where a and ¡3 are the angles by which VAB and IAB lead a reference phasor. Assume that a > ¡3. The angle by which VAB leads IAB (the power factor angle) is(a - p).
It would seem sensible that the multiplication of these two phasors gives the complex power. This task will now be carried out:
Vkbejalabejb = VabIabej(a+w = VabIab cos(a+P) + JVabIab sin(a+P)
Unfortunately, this product gives the wrong result! In fact, there is no good reason why an algebraic manipulation would invariably produce a result that complies with the adopted conventions. An alternative product will be tried using the conjugate of the current phasor I*B in which the sign of the angle is negated:
S = VabI*b = vabejalabe-Jb = VabiabeJ(a-P) = VabIab cos(a-P) + JVabIab sin(a-P) This gives the correct result; hence it can be confirmed that in general
The accepted reference directions of voltage, current, P and Q are shown in Figure A.20, which depicts any power network element. If the complex product of VAB and I*B results in positive P and Q (i.e. the active and reactive power flow into the element terminals), the element is a consumer of P and Q and operates in the first quadrant of Figure A.18. In Chapters 4, 5 and 6 it is shown that, depending on its nature, an element could operate in any of the four quadrants.
Was this article helpful?

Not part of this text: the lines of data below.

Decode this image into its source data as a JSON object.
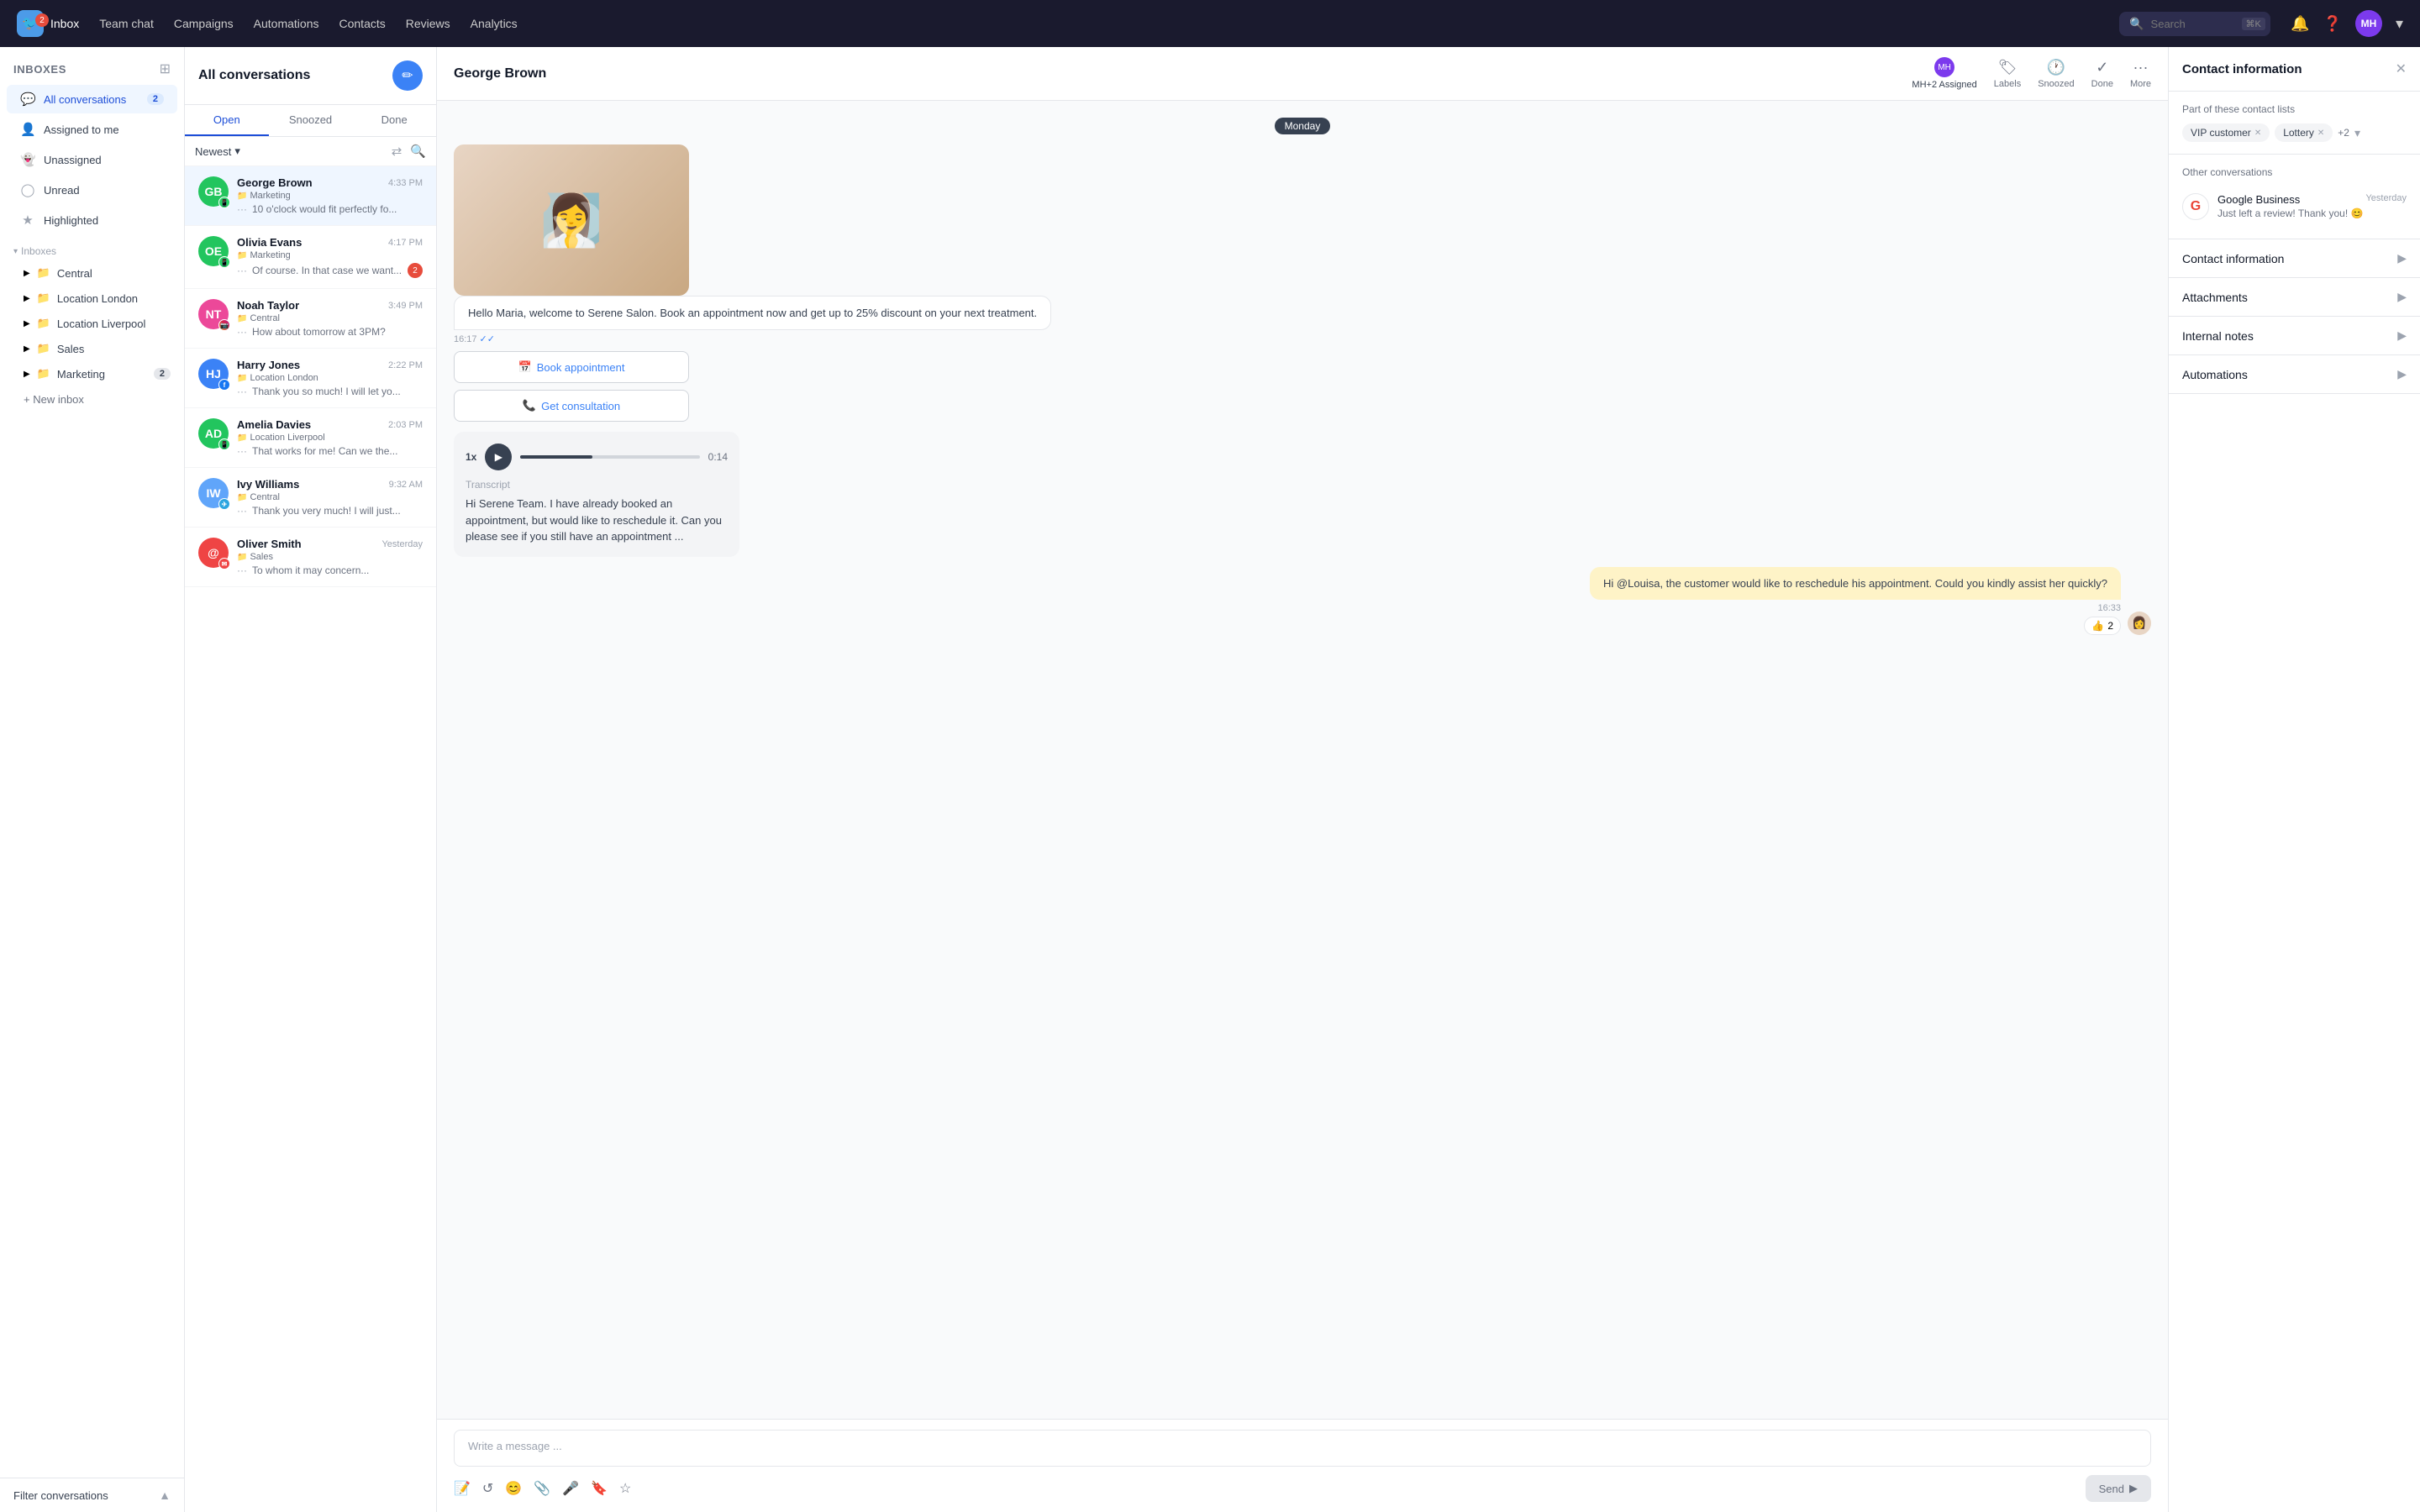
{
  "topnav": {
    "logo_badge": "2",
    "inbox_label": "Inbox",
    "nav_items": [
      "Team chat",
      "Campaigns",
      "Automations",
      "Contacts",
      "Reviews",
      "Analytics"
    ],
    "search_placeholder": "Search",
    "search_shortcut": "⌘K",
    "user_initials": "MH"
  },
  "sidebar": {
    "title": "Inboxes",
    "items": [
      {
        "label": "All conversations",
        "badge": "2",
        "active": true
      },
      {
        "label": "Assigned to me",
        "badge": ""
      },
      {
        "label": "Unassigned",
        "badge": ""
      },
      {
        "label": "Unread",
        "badge": ""
      },
      {
        "label": "Highlighted",
        "badge": ""
      }
    ],
    "inboxes_section": "Inboxes",
    "folders": [
      {
        "label": "Central",
        "badge": ""
      },
      {
        "label": "Location London",
        "badge": ""
      },
      {
        "label": "Location Liverpool",
        "badge": ""
      },
      {
        "label": "Sales",
        "badge": ""
      },
      {
        "label": "Marketing",
        "badge": "2"
      }
    ],
    "new_inbox_label": "+ New inbox",
    "filter_label": "Filter conversations",
    "filter_arrow": "▲"
  },
  "conversations": {
    "header": "All conversations",
    "compose_icon": "✏",
    "tabs": [
      "Open",
      "Snoozed",
      "Done"
    ],
    "active_tab": "Open",
    "filter_label": "Newest",
    "items": [
      {
        "name": "George Brown",
        "inbox": "Marketing",
        "time": "4:33 PM",
        "preview": "10 o'clock would fit perfectly fo...",
        "avatar_color": "#22c55e",
        "initials": "GB",
        "platform": "whatsapp",
        "active": true,
        "unread": 0
      },
      {
        "name": "Olivia Evans",
        "inbox": "Marketing",
        "time": "4:17 PM",
        "preview": "Of course. In that case we want...",
        "avatar_color": "#22c55e",
        "initials": "OE",
        "platform": "whatsapp",
        "active": false,
        "unread": 2
      },
      {
        "name": "Noah Taylor",
        "inbox": "Central",
        "time": "3:49 PM",
        "preview": "How about tomorrow at 3PM?",
        "avatar_color": "#ec4899",
        "initials": "NT",
        "platform": "instagram",
        "active": false,
        "unread": 0
      },
      {
        "name": "Harry Jones",
        "inbox": "Location London",
        "time": "2:22 PM",
        "preview": "Thank you so much! I will let yo...",
        "avatar_color": "#3b82f6",
        "initials": "HJ",
        "platform": "facebook",
        "active": false,
        "unread": 0
      },
      {
        "name": "Amelia Davies",
        "inbox": "Location Liverpool",
        "time": "2:03 PM",
        "preview": "That works for me! Can we the...",
        "avatar_color": "#22c55e",
        "initials": "AD",
        "platform": "whatsapp",
        "active": false,
        "unread": 0
      },
      {
        "name": "Ivy Williams",
        "inbox": "Central",
        "time": "9:32 AM",
        "preview": "Thank you very much! I will just...",
        "avatar_color": "#60a5fa",
        "initials": "IW",
        "platform": "telegram",
        "active": false,
        "unread": 0
      },
      {
        "name": "Oliver Smith",
        "inbox": "Sales",
        "time": "Yesterday",
        "preview": "To whom it may concern...",
        "avatar_color": "#ef4444",
        "initials": "OS",
        "platform": "email",
        "active": false,
        "unread": 0
      }
    ]
  },
  "chat": {
    "title": "George Brown",
    "date_divider": "Monday",
    "assigned_label": "Assigned",
    "assigned_initials": "MH+2",
    "labels_label": "Labels",
    "snoozed_label": "Snoozed",
    "done_label": "Done",
    "more_label": "More",
    "welcome_message": "Hello Maria, welcome to Serene Salon. Book an appointment now and get up to 25% discount on your next treatment.",
    "welcome_time": "16:17",
    "book_appointment_btn": "📅 Book appointment",
    "get_consultation_btn": "📞 Get consultation",
    "audio_speed": "1x",
    "audio_duration": "0:14",
    "transcript_label": "Transcript",
    "transcript_text": "Hi Serene Team. I have already booked an appointment, but would like to reschedule it. Can you please see if you still have an appointment ...",
    "outgoing_message": "Hi @Louisa, the customer would like to reschedule his appointment. Could you kindly assist her quickly?",
    "outgoing_time": "16:33",
    "reaction_emoji": "👍",
    "reaction_count": "2",
    "input_placeholder": "Write a message ...",
    "send_btn": "Send"
  },
  "right_panel": {
    "title": "Contact information",
    "contact_lists_label": "Part of these contact lists",
    "tags": [
      "VIP customer",
      "Lottery",
      "+2"
    ],
    "other_convs_label": "Other conversations",
    "other_conv": {
      "source": "Google Business",
      "time": "Yesterday",
      "preview": "Just left a review! Thank you! 😊"
    },
    "sections": [
      "Contact information",
      "Attachments",
      "Internal notes",
      "Automations"
    ]
  }
}
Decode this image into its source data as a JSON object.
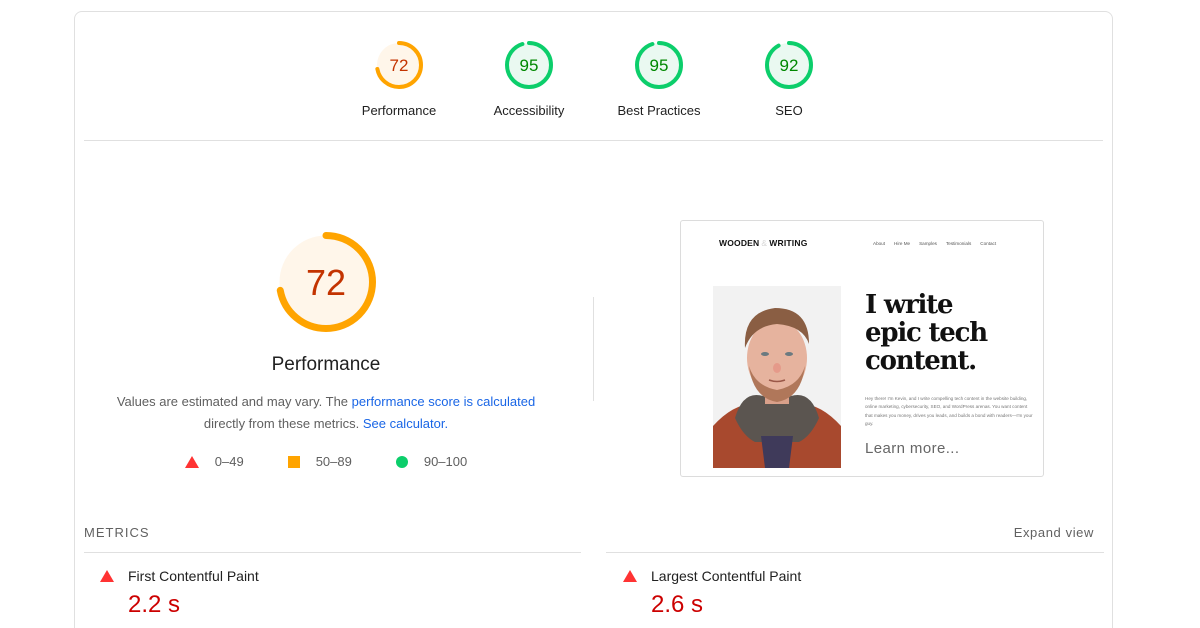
{
  "colors": {
    "fail": "#ff3333",
    "average": "#ffa400",
    "pass": "#0cce6b",
    "fail_text": "#c00",
    "average_text": "#c33300",
    "pass_text": "#080",
    "average_bg": "#fff6ea",
    "pass_bg": "#eaf9f1",
    "link": "#1a66e6"
  },
  "gauges": [
    {
      "label": "Performance",
      "score": 72,
      "rating": "average"
    },
    {
      "label": "Accessibility",
      "score": 95,
      "rating": "pass"
    },
    {
      "label": "Best Practices",
      "score": 95,
      "rating": "pass"
    },
    {
      "label": "SEO",
      "score": 92,
      "rating": "pass"
    }
  ],
  "performance": {
    "score": 72,
    "rating": "average",
    "title": "Performance",
    "desc_prefix": "Values are estimated and may vary. The ",
    "desc_link1": "performance score is calculated",
    "desc_middle": " directly from these metrics. ",
    "desc_link2": "See calculator."
  },
  "legend": [
    {
      "shape": "triangle",
      "label": "0–49"
    },
    {
      "shape": "square",
      "label": "50–89"
    },
    {
      "shape": "circle",
      "label": "90–100"
    }
  ],
  "screenshot": {
    "logo_left": "WOODEN",
    "logo_sep": "&",
    "logo_right": "WRITING",
    "nav": [
      "About",
      "Hire Me",
      "Samples",
      "Testimonials",
      "Contact"
    ],
    "headline_1": "I write",
    "headline_2": "epic tech",
    "headline_3": "content.",
    "body": "Hey there! I'm Kevin, and I write compelling tech content in the website building, online marketing, cybersecurity, SEO, and WordPress arenas. You want content that makes you money, drives you leads, and builds a bond with readers—I'm your guy.",
    "cta": "Learn more..."
  },
  "metrics": {
    "heading": "METRICS",
    "expand_label": "Expand view",
    "items": [
      {
        "name": "First Contentful Paint",
        "value": "2.2 s",
        "rating": "fail"
      },
      {
        "name": "Largest Contentful Paint",
        "value": "2.6 s",
        "rating": "fail"
      }
    ]
  }
}
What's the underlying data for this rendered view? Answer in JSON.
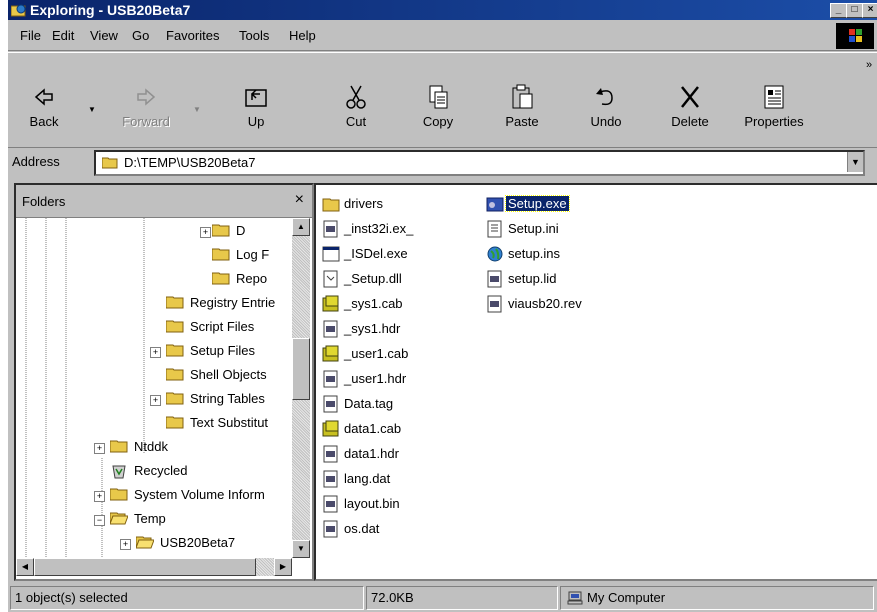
{
  "window": {
    "title": "Exploring - USB20Beta7",
    "min_label": "_",
    "max_label": "□",
    "close_label": "×"
  },
  "menu": [
    "File",
    "Edit",
    "View",
    "Go",
    "Favorites",
    "Tools",
    "Help"
  ],
  "toolbar": {
    "back": "Back",
    "forward": "Forward",
    "up": "Up",
    "cut": "Cut",
    "copy": "Copy",
    "paste": "Paste",
    "undo": "Undo",
    "delete": "Delete",
    "properties": "Properties"
  },
  "address": {
    "label": "Address",
    "value": "D:\\TEMP\\USB20Beta7"
  },
  "folders_pane": {
    "title": "Folders",
    "close": "×",
    "tree": [
      {
        "name": "D",
        "toggle": "+"
      },
      {
        "name": "Log F",
        "toggle": ""
      },
      {
        "name": "Repo",
        "toggle": ""
      },
      {
        "name": "Registry Entrie",
        "toggle": ""
      },
      {
        "name": "Script Files",
        "toggle": ""
      },
      {
        "name": "Setup Files",
        "toggle": "+"
      },
      {
        "name": "Shell Objects",
        "toggle": ""
      },
      {
        "name": "String Tables",
        "toggle": "+"
      },
      {
        "name": "Text Substitut",
        "toggle": ""
      },
      {
        "name": "Ntddk",
        "toggle": "+"
      },
      {
        "name": "Recycled",
        "toggle": ""
      },
      {
        "name": "System Volume Inform",
        "toggle": "+"
      },
      {
        "name": "Temp",
        "toggle": "−"
      },
      {
        "name": "USB20Beta7",
        "toggle": "+"
      }
    ]
  },
  "files": {
    "col1": [
      "drivers",
      "_inst32i.ex_",
      "_ISDel.exe",
      "_Setup.dll",
      "_sys1.cab",
      "_sys1.hdr",
      "_user1.cab",
      "_user1.hdr",
      "Data.tag",
      "data1.cab",
      "data1.hdr",
      "lang.dat",
      "layout.bin",
      "os.dat"
    ],
    "col2": [
      "Setup.exe",
      "Setup.ini",
      "setup.ins",
      "setup.lid",
      "viausb20.rev"
    ],
    "selected": "Setup.exe"
  },
  "status": {
    "selection": "1 object(s) selected",
    "size": "72.0KB",
    "location": "My Computer"
  }
}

Renewable energy is energy that is generated from sunlight, rain, tides, geothermal heat and wind. These sources are naturally and constantly replenished, which is why they are deemed as renewable. The usage of renewable energy sources is very important when considering the sustainability of the existing energy usage of the world. While there is currently an abundance of non-renewable energy sources, such as nuclear fuels, these energy sources are depleting. In addition to being a non-renewable supply, the non-renewable energy sources release emissions into the air, which has an adverse effect on the environment.